down and indicated that you didn’t have a firearm on you, you never told
them, Hey, I ditched the gun back on 305 and it’s still got live rounds in
it? You never said that, did you?
ECF No. 6-4 at PageID #: 670.
As the magistrate judge correctly noted, deference is due the Ohio Court of Appeals’
sufficiency determination as long as it is not unreasonable. See Brown, 567 F.3d at 205; see also
White, 602 F.3d at 710.
Considering the deference due both a jury’s determination of guilt and a state court of
appeals’ sufficiency determination, Belmonte v. Cook, 567 Fed.Appx. 331, 334 (6th Cir. 2014),
the Court agrees with the recommendation of the magistrate judge that Petitioner has not
demonstrated an entitlement to federal habeas relief based on Ground Two – his sufficiency of
the evidence claims.

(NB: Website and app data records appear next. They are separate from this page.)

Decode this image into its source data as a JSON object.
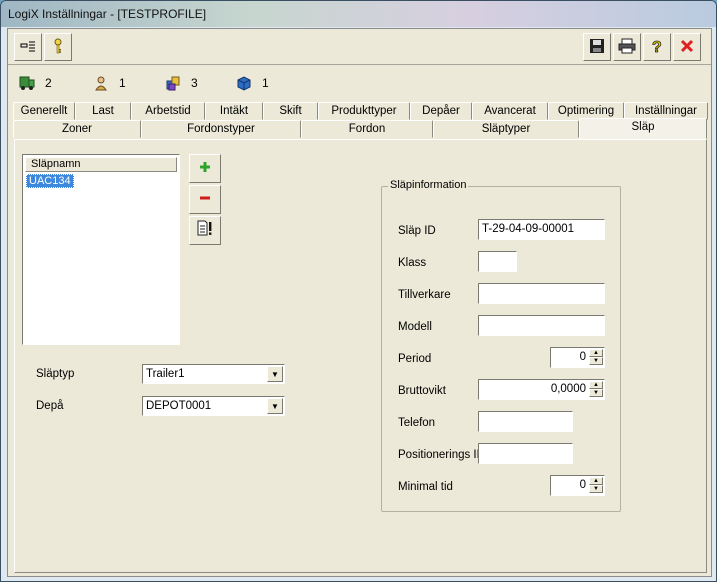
{
  "window": {
    "title": "LogiX Inställningar - [TESTPROFILE]"
  },
  "toolbar": {
    "left_buttons": [
      {
        "name": "list-settings-icon"
      },
      {
        "name": "key-icon"
      }
    ],
    "right_buttons": [
      {
        "name": "save-icon"
      },
      {
        "name": "print-icon"
      },
      {
        "name": "help-icon"
      },
      {
        "name": "close-icon"
      }
    ]
  },
  "status": {
    "items": [
      {
        "icon": "vehicle-icon",
        "count": "2"
      },
      {
        "icon": "driver-icon",
        "count": "1"
      },
      {
        "icon": "stack-icon",
        "count": "3"
      },
      {
        "icon": "box-icon",
        "count": "1"
      }
    ]
  },
  "tabs": {
    "row1": [
      "Generellt",
      "Last",
      "Arbetstid",
      "Intäkt",
      "Skift",
      "Produkttyper",
      "Depåer",
      "Avancerat",
      "Optimering",
      "Inställningar"
    ],
    "row2": [
      "Zoner",
      "Fordonstyper",
      "Fordon",
      "Släptyper",
      "Släp"
    ],
    "active": "Släp"
  },
  "list": {
    "header": "Släpnamn",
    "items": [
      "UAC134"
    ],
    "selected": "UAC134"
  },
  "side_buttons": {
    "add": "+",
    "remove": "−"
  },
  "form_left": {
    "slaptyp_label": "Släptyp",
    "slaptyp_value": "Trailer1",
    "depa_label": "Depå",
    "depa_value": "DEPOT0001"
  },
  "info": {
    "title": "Släpinformation",
    "fields": {
      "slap_id_label": "Släp ID",
      "slap_id_value": "T-29-04-09-00001",
      "klass_label": "Klass",
      "klass_value": "",
      "tillverkare_label": "Tillverkare",
      "tillverkare_value": "",
      "modell_label": "Modell",
      "modell_value": "",
      "period_label": "Period",
      "period_value": "0",
      "bruttovikt_label": "Bruttovikt",
      "bruttovikt_value": "0,0000",
      "telefon_label": "Telefon",
      "telefon_value": "",
      "positionerings_label": "Positionerings ID",
      "positionerings_value": "",
      "minimal_label": "Minimal tid",
      "minimal_value": "0"
    }
  },
  "colors": {
    "selection": "#3c88dc",
    "close_red": "#e02020",
    "add_green": "#2aa52a",
    "remove_red": "#d21c1c"
  }
}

See ECF No. 12 at PageID #: 1009-10.
Petitioner’s Objections (ECF No. 13) are overruled and the Report & Recommendation
(ECF No. 12) of the magistrate judge is adopted. Michael T. Swidas’ Petition for a Writ of
Habeas Corpus is denied.
The Court certifies, pursuant to 28 U.S.C. § 1915(a)(3), that an appeal from this decision
could not be taken in good faith, and that there is no basis upon which to issue a certificate of
appealability. 28 U.S.C. § 2253(c); Fed. R. App. P. 22(b).
IT IS SO ORDERED.
March 29, 2017
/s/ Benita Y. Pearson
Benita Y. Pearson
United States District Judge
Disclaimer: Justia Dockets & Filings provides public litigation records from the federal appellate and district courts. These filings and docket sheets should not be considered findings of fact or liability, nor do they necessarily reflect the view of Justia.
Why Is My Information Online?